SDN members see fewer ads and full resolution images. Join our non-profit community!

Holding a Class Office in Medical School

Discussion in 'Medical Students - DO' started by DOby, Mar 30, 2001.

  1. DOby

    DOby Junior Member 10+ Year Member

    Feb 21, 2001
    Do residency directors prefer students who have been class officers? Is it advisable to hold an office or more important to focus exclusively on one's studies? Thank you in advance to those who might express their opinions!
    Best wishes to all Class of 2005ers!
  2. SDN Members don't see this ad. About the ads.
  3. Homunculus

    Homunculus SDN Caveman Administrator Moderator Physician 10+ Year Member

    Jul 24, 2000
    IMHO, they couldn't care less as to what ofices you may have held. May fill up some space on a resume, but that's 'bout it....

    take it easy

  4. i'm just a first year osteo. med. student, so i can't comment on what characteristics--other than board scores, grades, and the dean's letter--residency programs use to distinguish between applicants ("age" of the applicant is noteworthy information for certain residency areas). however, the responsibility of the office appointments held by first-year students at my school are comical. i can't imagine an acquired class appointment (besides maybe class president or vice president) serving any beneficial purpose in residency matching. if in fact you're interested in being elected to a class counsel, serve because you'd like to help your school rather than better your odds at residency placement.

    p.s. class appointments really won't affect your studying or exam performance at all. the service required really is negligible.
  5. Chris_Topher

    Chris_Topher SeƱor Member 10+ Year Member

    Feb 29, 2000
    very far to the left
    That is if you decide to sit on your ass...which is a major CONTRAINDICATION to becomming a class officer. However if you decide to play an active role in your school or community, your strength of character may increase, and you may be a more attractive residency applicant.

    That said, if you become a class officer solely to "look good for residency directors", you will be doing an injustice to yourself, and more importantly to your class.
  6. Newdoc2002

    Newdoc2002 Senior Member 10+ Year Member

    Apr 18, 1999
    1) Don't be a class officer if you are just looking to pad your CV. If you do it right, it is a lot of work but worth it. If you are a typical selfish wad, you won't do your class, yourself or your school any good.

    2) I'm glad some people qualified their responses with IMHO. They probably aren't class officers and probably haven't applied to residency yet or even know about sacrificing time and effort for the betterment of your class and school.

    3) I am a class officer at my school and am also involved in MSGA. We are sometimes the only student voice in a very big machine that would run over our concerns if a few students didn't represent the rest.

    4) Yes, if you play your cards right and do a good job you will earn the respect of the administration, your attendings and your fellow classmates. That will take you a long way into optimizing your chances of a successful career.
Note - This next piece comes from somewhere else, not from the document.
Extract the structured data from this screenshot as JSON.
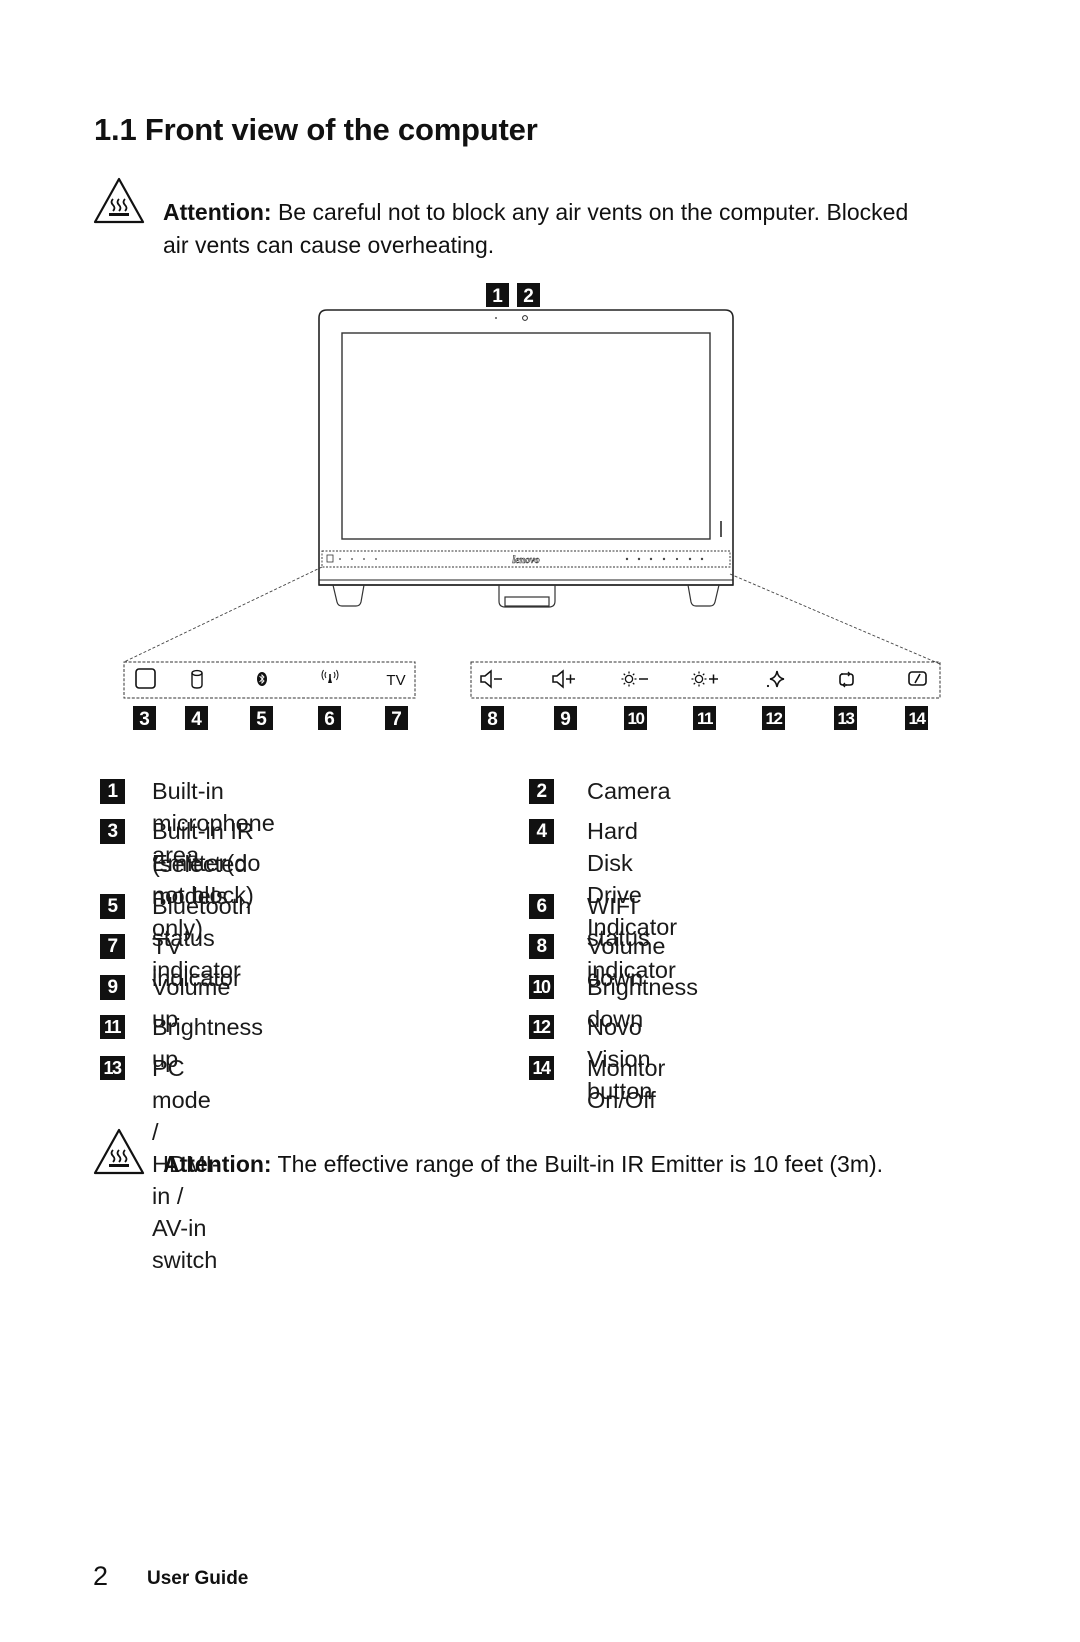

    I can't say for sure whether it will help landing a good residency. The feedback I have received says it will. If your looking to get a highly sought after residency, you will be competing with those who made the grades, high class rank and board scores and had time and energy to round out their med school career with extra activities and community involvement.
  7. DepressedNYCOMstudent

    DepressedNYCOMstudent Senior Member 10+ Year Member

    Nov 29, 2000
    I ran for class office last year and was elected on one of the committees at school. It didn't take much work out of my schedule but thats because I wasn't the Pres, VP, Secretary or Treasurer. I would say that run for class office only if you want to make some changes at your school. There is no need to become President of the class to make it look good on your CV because it really doesn't count that much. The doctor I worked for in my junior year of undergrad is a residency director at one of the hospitals in New York and he told me straight out that Board scores and grades mattered most to him. So, focus on that. Good Luck.

Share This Page